Usually when people start a business they are told to ‘go networking’ to get clients, but they have no idea what is involved or how to be effective
We’ll cover the many advantages of face to face networking, but also the unknown fact that catches many people out and results in them giving up thinking it doesn’t work.
By the end you will have an understanding of the benefits from face to face networking, and how to easily get started.
Before we start and I talk about all the good benefits, it is important to understand that it is perfectly ok to feel that you do not want to do this and to even hate the idea at the moment!
When people are surveyed about their fears two of the top ones are walking into a room full of strangers and public speaking. Networking combines both of these so it is ok to be apprehensive – almost everyone at a networking meeting felt exactly the same way when they started.
I do highly recommend face to face business networking and am going to show you some of the benefits in this session, but if you really really don’t want to do it then there are online alternatives available now.
One key point that makes people think networking doesn’t work is their incorrect belief that they are there to sell on the day. Many times I’ve seen people come to an event, rush round handing out business cards and leave thinking that they have been networking.
The purpose of networking is to make connections that could lead to possible business – likely by referral, rather than make a sale to them on the day. That’s an important point that is often missed. You may get business from the connections of the people in the room, rather than the people there themselves.
At one large networking event in London, with 500 attendees, the presenter asked the audience ‘who is here to sell today?’ and most of the hands went up. He then asked ‘who is here to buy today?’ and out of 500 people only a few hands went up… so there can be quite a difference in expectations.
Benefits of networking
When you go networking it is important to set out what you want to achieve from an event.
Some popular goals are:
New business – are you looking to network so that you can actually bring in some more clients for your business?
Visibility & connections – to help your clients, is it just something that you are doing to let people in the local area know about your business? Also you may be looking to make connections so that you can refer your clients to other professionals.

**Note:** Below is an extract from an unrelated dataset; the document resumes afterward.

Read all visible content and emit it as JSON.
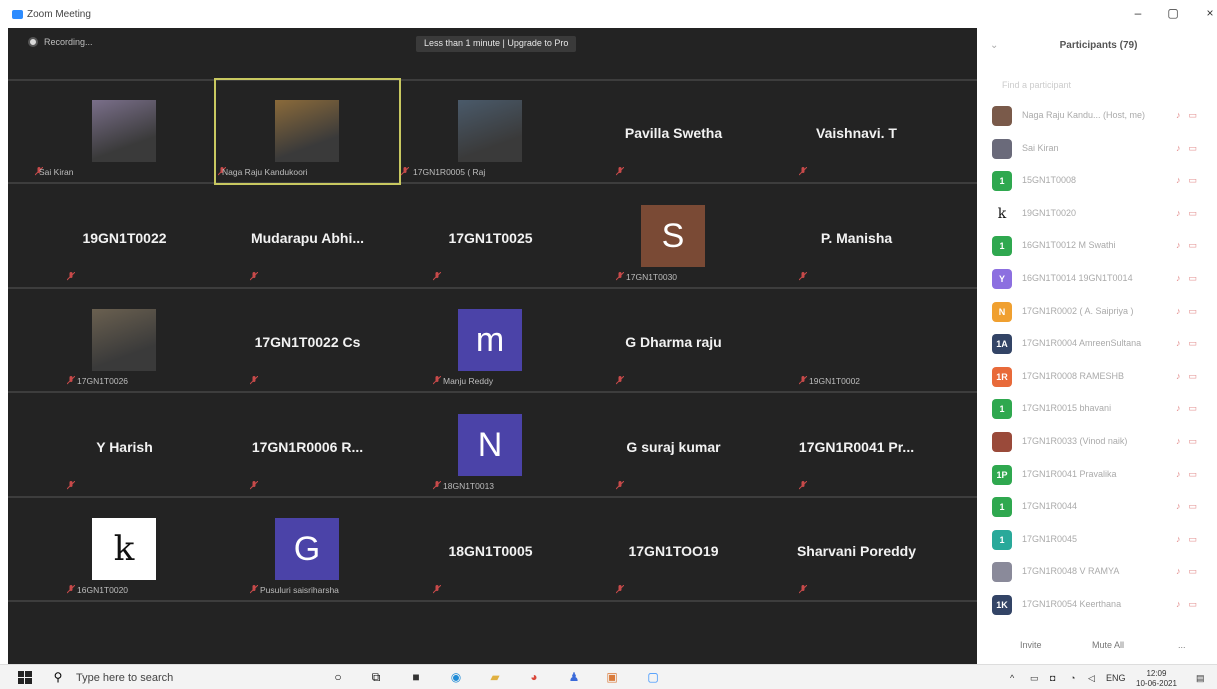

Socialising – running a business can be a lonely time for some people moving from employment, are you networking so that you can meet like-minded business owners?

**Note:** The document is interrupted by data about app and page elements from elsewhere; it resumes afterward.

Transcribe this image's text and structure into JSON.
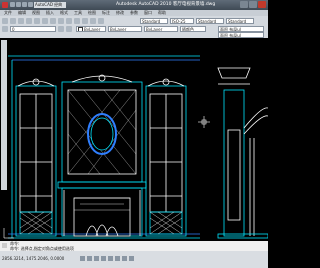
{
  "app": {
    "title": "Autodesk AutoCAD 2010   客厅电视背景墙.dwg",
    "workspace": "AutoCAD 经典"
  },
  "menu": {
    "tabs": [
      "文件",
      "编辑",
      "视图",
      "插入",
      "格式",
      "工具",
      "绘图",
      "标注",
      "修改",
      "参数",
      "窗口",
      "帮助"
    ]
  },
  "toolbar": {
    "text_style": "Standard",
    "dim_style": "ISO-25",
    "table_style": "Standard",
    "mleader_style": "Standard",
    "layer": "0",
    "color": "ByLayer",
    "linetype": "ByLayer",
    "lineweight": "ByLayer",
    "plot_style": "随颜色",
    "view_combo": "面积 布局ul",
    "view_combo2": "面积 布局ul"
  },
  "command": {
    "line1": "命令:",
    "line2": "命令:  选择点,指定对角点或使用选项"
  },
  "status": {
    "coords": "2856.3214, 1475.2046, 0.0000"
  },
  "colors": {
    "cad_cyan": "#00e5ff",
    "cad_white": "#ffffff",
    "cad_blue": "#2f7fff",
    "background": "#000000"
  }
}
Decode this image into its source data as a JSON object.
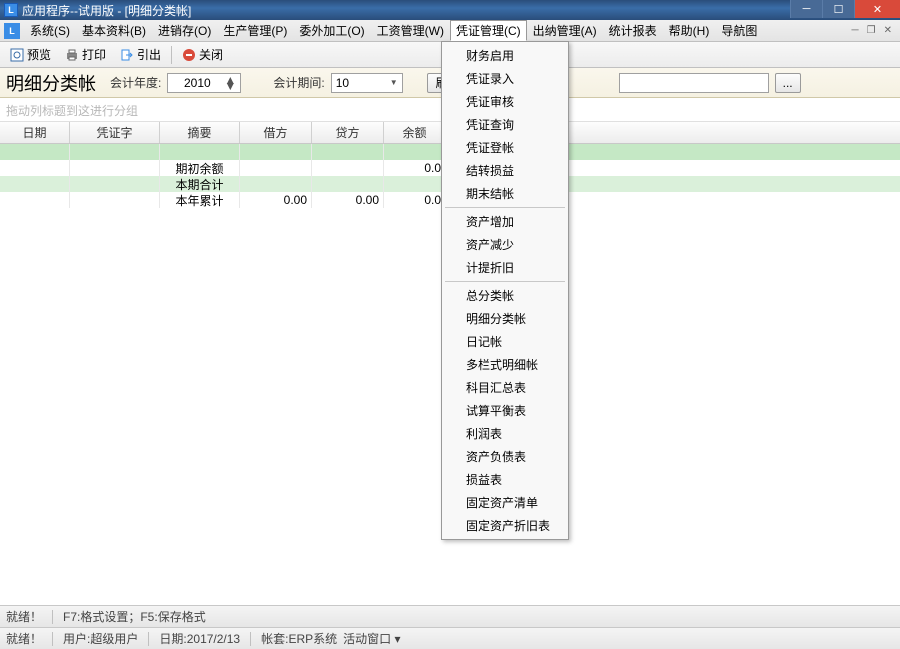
{
  "title": "应用程序--试用版 - [明细分类帐]",
  "menus": {
    "system": "系统(S)",
    "basic": "基本资料(B)",
    "inv": "进销存(O)",
    "prod": "生产管理(P)",
    "outsrc": "委外加工(O)",
    "wage": "工资管理(W)",
    "voucher": "凭证管理(C)",
    "cash": "出纳管理(A)",
    "stat": "统计报表",
    "help": "帮助(H)",
    "nav": "导航图"
  },
  "toolbar": {
    "preview": "预览",
    "print": "打印",
    "export": "引出",
    "close": "关闭"
  },
  "filter": {
    "page_title": "明细分类帐",
    "year_label": "会计年度:",
    "year_value": "2010",
    "period_label": "会计期间:",
    "period_value": "10",
    "refresh_partial": "刷",
    "ellipsis": "..."
  },
  "grid": {
    "group_hint": "拖动列标题到这进行分组",
    "cols": {
      "date": "日期",
      "voucher": "凭证字",
      "summary": "摘要",
      "debit": "借方",
      "credit": "贷方",
      "balance": "余额"
    },
    "rows": [
      {
        "summary": "",
        "debit": "",
        "credit": "",
        "balance": ""
      },
      {
        "summary": "期初余额",
        "debit": "",
        "credit": "",
        "balance": "0.0"
      },
      {
        "summary": "本期合计",
        "debit": "",
        "credit": "",
        "balance": ""
      },
      {
        "summary": "本年累计",
        "debit": "0.00",
        "credit": "0.00",
        "balance": "0.0"
      }
    ]
  },
  "dropdown": [
    "财务启用",
    "凭证录入",
    "凭证审核",
    "凭证查询",
    "凭证登帐",
    "结转损益",
    "期末结帐",
    "-",
    "资产增加",
    "资产减少",
    "计提折旧",
    "-",
    "总分类帐",
    "明细分类帐",
    "日记帐",
    "多栏式明细帐",
    "科目汇总表",
    "试算平衡表",
    "利润表",
    "资产负债表",
    "损益表",
    "固定资产清单",
    "固定资产折旧表"
  ],
  "status": {
    "ready": "就绪！",
    "hint": "F7:格式设置；F5:保存格式",
    "user_label": "用户:",
    "user": "超级用户",
    "date_label": "日期:",
    "date": "2017/2/13",
    "acct_label": "帐套:",
    "acct": "ERP系统",
    "window": "活动窗口 ▾"
  }
}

Public speaking – many networking events give you the option to speak about your business to the group for a minute, this can be a great opportunity to develop your public speaking skills in a supportive environment. Remember most people will have not wanted to do this when they came to their first meeting, but have developed their skills over time.
Developing your business – by meeting with other professionals you can bounce ideas of them and refine your business. Even just speaking about your own business regularly to others helps this. However, you should only do this in general terms, it’s not a way to get loads of free advice. If you could benefit from their professional services on a deeper level, then you should engage them on a paying basis.
My top 4 tips for new networkers
When you start out networking it can be somewhat daunting, so here are my top 4 tips to make things easy for you
arrive early – there will be less people there so it won’t be as off-putting, plus you will create a good impression by being early – sometimes I have been a guest at a meeting and been there well before some of the members arrived.
seek out open groups – when you are looking at groups of people standing together look to see if the group is open or closed. By that I mean look to see if there is a space for someone to join in, or if they are huddled together. A closed group means they are not looking to connect outside, perhaps they are having a private discussion. An open group should welcome you into the conversation.
look for people on their own – If you are stuck for someone to talk to, look out for people on their own and go up to them – they will welcome the approach as they are probably unsure themselves.
stand by the sign in desk or coffee table – that way you are guaranteed a stream of people coming past you. They may even assume you are part of the event and chat with you.
Whatever your goal from networking, business cards are another factor of meetings – either they’ll be passed round the room for everyone to take one or you will want to give them out individually when you make a connection.
I have already covered the important points about how people should contact you, but in summary your business card should carry:
business summary – what you do and where you are based (rather than a job title, it is a good opportunity to include your summary 1 or 2 sentences instead.) I have had a card from someone that didn’t have their name or any other details. Perhaps they thought it was clever marketing, but after trying to find them online I gave up – many wouldn’t even have bothered.
email – You may want to give your email address, or maybe use a contact form on your website before giving it out. Unfortunately, some people you meet at networking events seem to think that having your business card means that they can subscribe you to their newsletter.
your website address
quality print – there are many options for good quality printing online, where small quantities of cards can be ordered if needed. In the past you had to order hundreds.
Make sure that you choose a quality paper for the card, and avoid the supplier’s logo on the reverse (sometimes you have to choose not to have this in the ordering process.)
bring them! Of course the most important thing to do with your cards is to actually bring them. If you forget them then they are no good. Many people keep a supply in the car and perhaps some in the pocket of a jacket they are likely to be wearing.
Business networking is a subject with many levels, and indeed there are many books and courses available if you want to go deeper.